• _What needs to be done_
From the material below, pull each line containing the string "adatok".

• _Extracted data_
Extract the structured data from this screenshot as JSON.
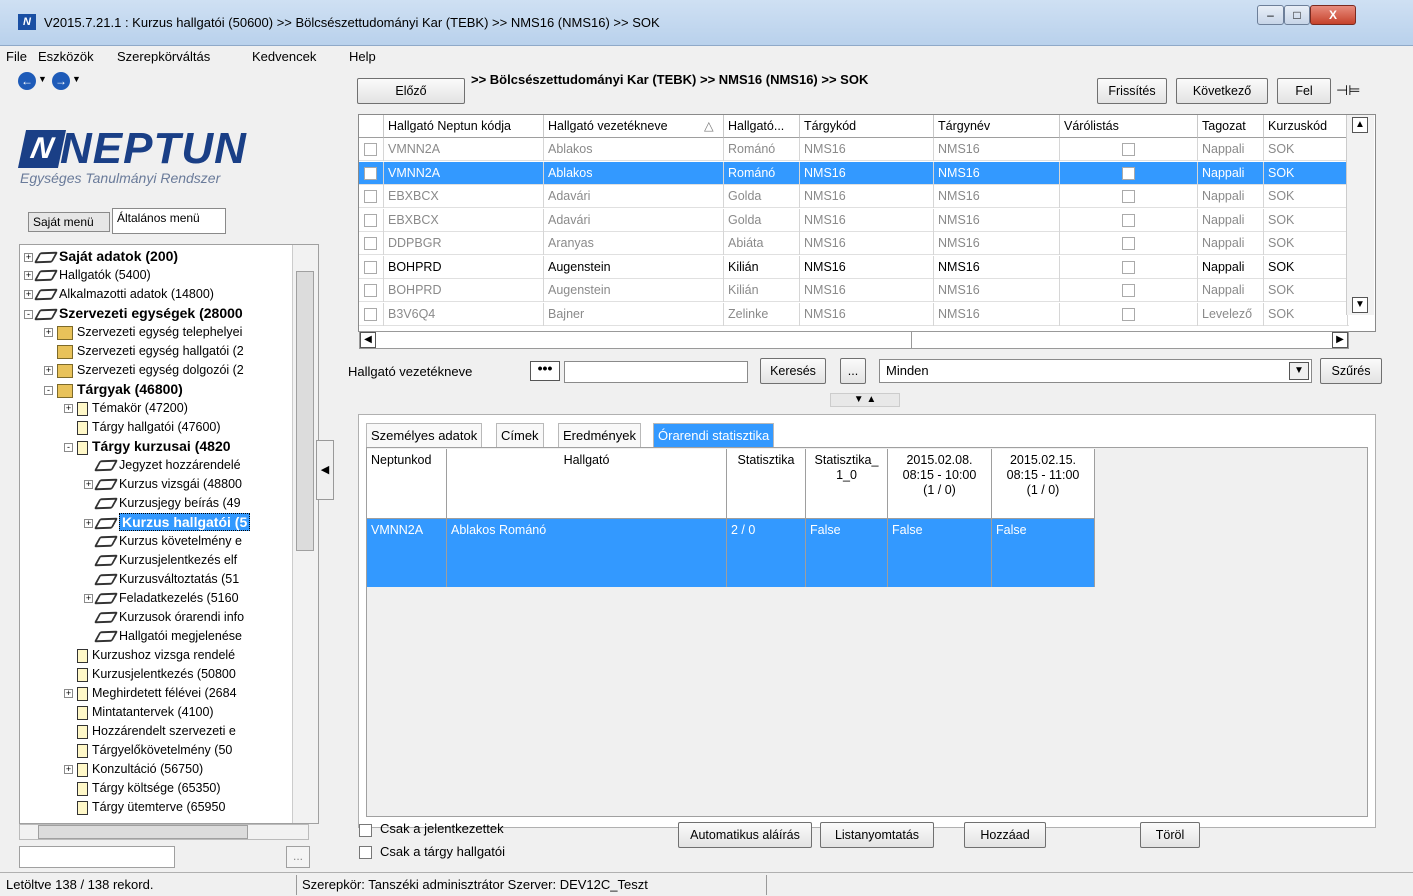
{
  "window": {
    "title": "V2015.7.21.1 : Kurzus hallgatói (50600)  >> Bölcsészettudományi Kar (TEBK) >> NMS16 (NMS16) >> SOK",
    "minimize": "–",
    "maximize": "□",
    "close": "X"
  },
  "menubar": [
    "File",
    "Eszközök",
    "Szerepkörváltás",
    "Kedvencek",
    "Help"
  ],
  "nav": {
    "back": "←",
    "forward": "→"
  },
  "logo": {
    "title": "NEPTUN",
    "mark": "N",
    "subtitle": "Egységes Tanulmányi Rendszer"
  },
  "left_tabs": {
    "sajat": "Saját menü",
    "altalanos": "Általános menü"
  },
  "tree": [
    {
      "label": "Saját adatok (200)",
      "indent": 0,
      "icon": "node",
      "expander": "+",
      "bold": true
    },
    {
      "label": "Hallgatók (5400)",
      "indent": 0,
      "icon": "node",
      "expander": "+",
      "bold": false
    },
    {
      "label": "Alkalmazotti adatok (14800)",
      "indent": 0,
      "icon": "node",
      "expander": "+",
      "bold": false
    },
    {
      "label": "Szervezeti egységek (28000",
      "indent": 0,
      "icon": "node",
      "expander": "-",
      "bold": true
    },
    {
      "label": "Szervezeti egység telephelyei",
      "indent": 1,
      "icon": "folder",
      "expander": "+",
      "bold": false
    },
    {
      "label": "Szervezeti egység hallgatói (2",
      "indent": 1,
      "icon": "folder",
      "expander": "",
      "bold": false
    },
    {
      "label": "Szervezeti egység dolgozói (2",
      "indent": 1,
      "icon": "folder",
      "expander": "+",
      "bold": false
    },
    {
      "label": "Tárgyak (46800)",
      "indent": 1,
      "icon": "folder",
      "expander": "-",
      "bold": true
    },
    {
      "label": "Témakör (47200)",
      "indent": 2,
      "icon": "page",
      "expander": "+",
      "bold": false
    },
    {
      "label": "Tárgy hallgatói (47600)",
      "indent": 2,
      "icon": "page",
      "expander": "",
      "bold": false
    },
    {
      "label": "Tárgy kurzusai (4820",
      "indent": 2,
      "icon": "page",
      "expander": "-",
      "bold": true
    },
    {
      "label": "Jegyzet hozzárendelé",
      "indent": 3,
      "icon": "node",
      "expander": "",
      "bold": false
    },
    {
      "label": "Kurzus vizsgái (48800",
      "indent": 3,
      "icon": "node",
      "expander": "+",
      "bold": false
    },
    {
      "label": "Kurzusjegy beírás (49",
      "indent": 3,
      "icon": "node",
      "expander": "",
      "bold": false
    },
    {
      "label": "Kurzus hallgatói (5",
      "indent": 3,
      "icon": "node",
      "expander": "+",
      "bold": true,
      "selected": true
    },
    {
      "label": "Kurzus követelmény e",
      "indent": 3,
      "icon": "node",
      "expander": "",
      "bold": false
    },
    {
      "label": "Kurzusjelentkezés elf",
      "indent": 3,
      "icon": "node",
      "expander": "",
      "bold": false
    },
    {
      "label": "Kurzusváltoztatás (51",
      "indent": 3,
      "icon": "node",
      "expander": "",
      "bold": false
    },
    {
      "label": "Feladatkezelés (5160",
      "indent": 3,
      "icon": "node",
      "expander": "+",
      "bold": false
    },
    {
      "label": "Kurzusok órarendi info",
      "indent": 3,
      "icon": "node",
      "expander": "",
      "bold": false
    },
    {
      "label": "Hallgatói megjelenése",
      "indent": 3,
      "icon": "node",
      "expander": "",
      "bold": false
    },
    {
      "label": "Kurzushoz vizsga rendelé",
      "indent": 2,
      "icon": "page",
      "expander": "",
      "bold": false
    },
    {
      "label": "Kurzusjelentkezés (50800",
      "indent": 2,
      "icon": "page",
      "expander": "",
      "bold": false
    },
    {
      "label": "Meghirdetett félévei (2684",
      "indent": 2,
      "icon": "page",
      "expander": "+",
      "bold": false
    },
    {
      "label": "Mintatantervek (4100)",
      "indent": 2,
      "icon": "page",
      "expander": "",
      "bold": false
    },
    {
      "label": "Hozzárendelt szervezeti e",
      "indent": 2,
      "icon": "page",
      "expander": "",
      "bold": false
    },
    {
      "label": "Tárgyelőkövetelmény (50",
      "indent": 2,
      "icon": "page",
      "expander": "",
      "bold": false
    },
    {
      "label": "Konzultáció (56750)",
      "indent": 2,
      "icon": "page",
      "expander": "+",
      "bold": false
    },
    {
      "label": "Tárgy költsége (65350)",
      "indent": 2,
      "icon": "page",
      "expander": "",
      "bold": false
    },
    {
      "label": "Tárgy ütemterve (65950",
      "indent": 2,
      "icon": "page",
      "expander": "",
      "bold": false
    }
  ],
  "left_search_btn": "...",
  "toolbar": {
    "prev": "Előző",
    "breadcrumb": ">> Bölcsészettudományi Kar (TEBK) >> NMS16 (NMS16) >> SOK",
    "refresh": "Frissítés",
    "next": "Következő",
    "up": "Fel",
    "pin": "⊣⊨"
  },
  "grid": {
    "columns": [
      "Hallgató Neptun kódja",
      "Hallgató vezetékneve",
      "Hallgató...",
      "Tárgykód",
      "Tárgynév",
      "Várólistás",
      "Tagozat",
      "Kurzuskód"
    ],
    "sort_indicator": "△",
    "rows": [
      {
        "code": "VMNN2A",
        "last": "Ablakos",
        "first": "Románó",
        "subj_code": "NMS16",
        "subj_name": "NMS16",
        "mode": "Nappali",
        "course": "SOK",
        "style": "dim"
      },
      {
        "code": "VMNN2A",
        "last": "Ablakos",
        "first": "Románó",
        "subj_code": "NMS16",
        "subj_name": "NMS16",
        "mode": "Nappali",
        "course": "SOK",
        "style": "sel"
      },
      {
        "code": "EBXBCX",
        "last": "Adavári",
        "first": "Golda",
        "subj_code": "NMS16",
        "subj_name": "NMS16",
        "mode": "Nappali",
        "course": "SOK",
        "style": "dim"
      },
      {
        "code": "EBXBCX",
        "last": "Adavári",
        "first": "Golda",
        "subj_code": "NMS16",
        "subj_name": "NMS16",
        "mode": "Nappali",
        "course": "SOK",
        "style": "dim"
      },
      {
        "code": "DDPBGR",
        "last": "Aranyas",
        "first": "Abiáta",
        "subj_code": "NMS16",
        "subj_name": "NMS16",
        "mode": "Nappali",
        "course": "SOK",
        "style": "dim"
      },
      {
        "code": "BOHPRD",
        "last": "Augenstein",
        "first": "Kilián",
        "subj_code": "NMS16",
        "subj_name": "NMS16",
        "mode": "Nappali",
        "course": "SOK",
        "style": "normal"
      },
      {
        "code": "BOHPRD",
        "last": "Augenstein",
        "first": "Kilián",
        "subj_code": "NMS16",
        "subj_name": "NMS16",
        "mode": "Nappali",
        "course": "SOK",
        "style": "dim"
      },
      {
        "code": "B3V6Q4",
        "last": "Bajner",
        "first": "Zelinke",
        "subj_code": "NMS16",
        "subj_name": "NMS16",
        "mode": "Levelező",
        "course": "SOK",
        "style": "dim"
      }
    ]
  },
  "filter": {
    "label": "Hallgató vezetékneve",
    "dots": "•••",
    "value": "",
    "search": "Keresés",
    "ellipsis": "...",
    "selected": "Minden",
    "apply": "Szűrés",
    "split_arrows": "▼ ▲"
  },
  "detail_tabs": [
    "Személyes adatok",
    "Címek",
    "Eredmények",
    "Órarendi statisztika"
  ],
  "detail_grid": {
    "columns": [
      "Neptunkod",
      "Hallgató",
      "Statisztika",
      "Statisztika_\n1_0",
      "2015.02.08.\n08:15 - 10:00\n(1 / 0)",
      "2015.02.15.\n08:15 - 11:00\n(1 / 0)"
    ],
    "row": [
      "VMNN2A",
      "Ablakos Románó",
      "2 / 0",
      "False",
      "False",
      "False"
    ]
  },
  "bottom": {
    "only_applied": "Csak a jelentkezettek",
    "only_subject": "Csak a tárgy hallgatói",
    "auto_sign": "Automatikus aláírás",
    "list_print": "Listanyomtatás",
    "add": "Hozzáad",
    "delete": "Töröl"
  },
  "status": {
    "records": "Letöltve 138 / 138 rekord.",
    "role_server": "Szerepkör: Tanszéki adminisztrátor  Szerver: DEV12C_Teszt"
  },
  "colors": {
    "selection": "#3399ff",
    "title_bar": "#b9d1ec",
    "logo": "#1a3f86"
  }
}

• _Answer to the exercise_
      "label": "Saját adatok (200)",
      "label": "Alkalmazotti adatok (14800)",
    "Személyes adatok",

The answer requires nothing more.